_TASK TO CARRY OUT:_
All of the entries must be reproduced exactly, with no images carried over.

[Component data from apps and pages]
##########

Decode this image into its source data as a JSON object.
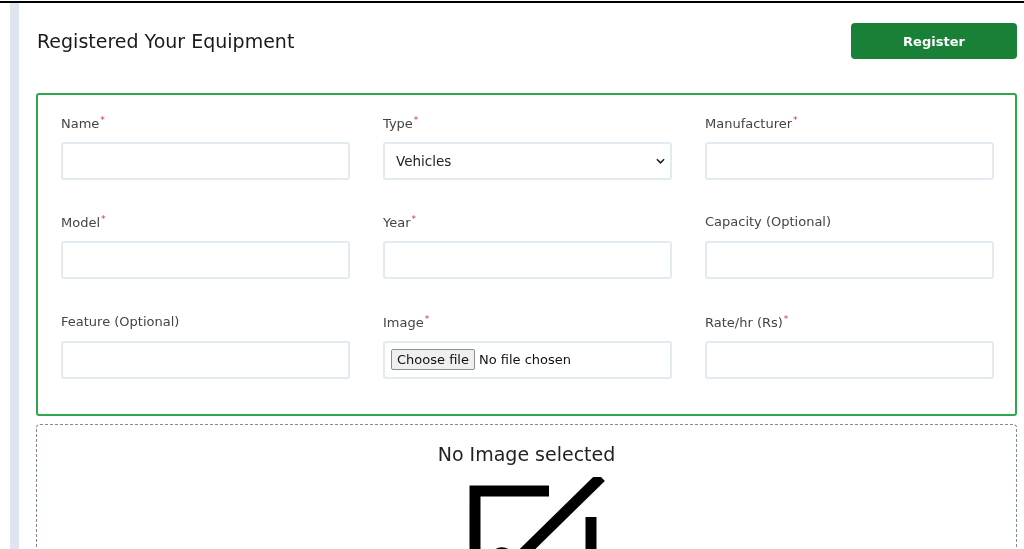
{
  "header": {
    "title": "Registered Your Equipment",
    "button": "Register"
  },
  "form": {
    "fields": [
      {
        "label": "Name",
        "mark": "*",
        "kind": "text"
      },
      {
        "label": "Type",
        "mark": "*",
        "kind": "select",
        "value": "Vehicles"
      },
      {
        "label": "Manufacturer",
        "mark": "*",
        "kind": "text"
      },
      {
        "label": "Model",
        "mark": "*",
        "kind": "text"
      },
      {
        "label": "Year",
        "mark": "*",
        "kind": "text"
      },
      {
        "label": "Capacity (Optional)",
        "kind": "text"
      },
      {
        "label": "Feature (Optional)",
        "kind": "text"
      },
      {
        "label": "Image",
        "mark": "*",
        "kind": "file",
        "button": "Choose file",
        "status": "No file chosen"
      },
      {
        "label": "Rate/hr (Rs)",
        "mark": "*",
        "kind": "text"
      }
    ]
  },
  "preview": {
    "message": "No Image selected"
  }
}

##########

_YOUR RESPONSE:_
Decode this image into its source data as a JSON object.
{
  "header": {
    "title": "Registered Your Equipment",
    "button": "Register"
  },
  "form": {
    "fields": [
      {
        "label": "Name",
        "mark": "*",
        "kind": "text"
      },
      {
        "label": "Type",
        "mark": "*",
        "kind": "select",
        "value": "Vehicles"
      },
      {
        "label": "Manufacturer",
        "mark": "*",
        "kind": "text"
      },
      {
        "label": "Model",
        "mark": "*",
        "kind": "text"
      },
      {
        "label": "Year",
        "mark": "*",
        "kind": "text"
      },
      {
        "label": "Capacity (Optional)",
        "kind": "text"
      },
      {
        "label": "Feature (Optional)",
        "kind": "text"
      },
      {
        "label": "Image",
        "mark": "*",
        "kind": "file",
        "button": "Choose file",
        "status": "No file chosen"
      },
      {
        "label": "Rate/hr (Rs)",
        "mark": "*",
        "kind": "text"
      }
    ]
  },
  "preview": {
    "message": "No Image selected"
  }
}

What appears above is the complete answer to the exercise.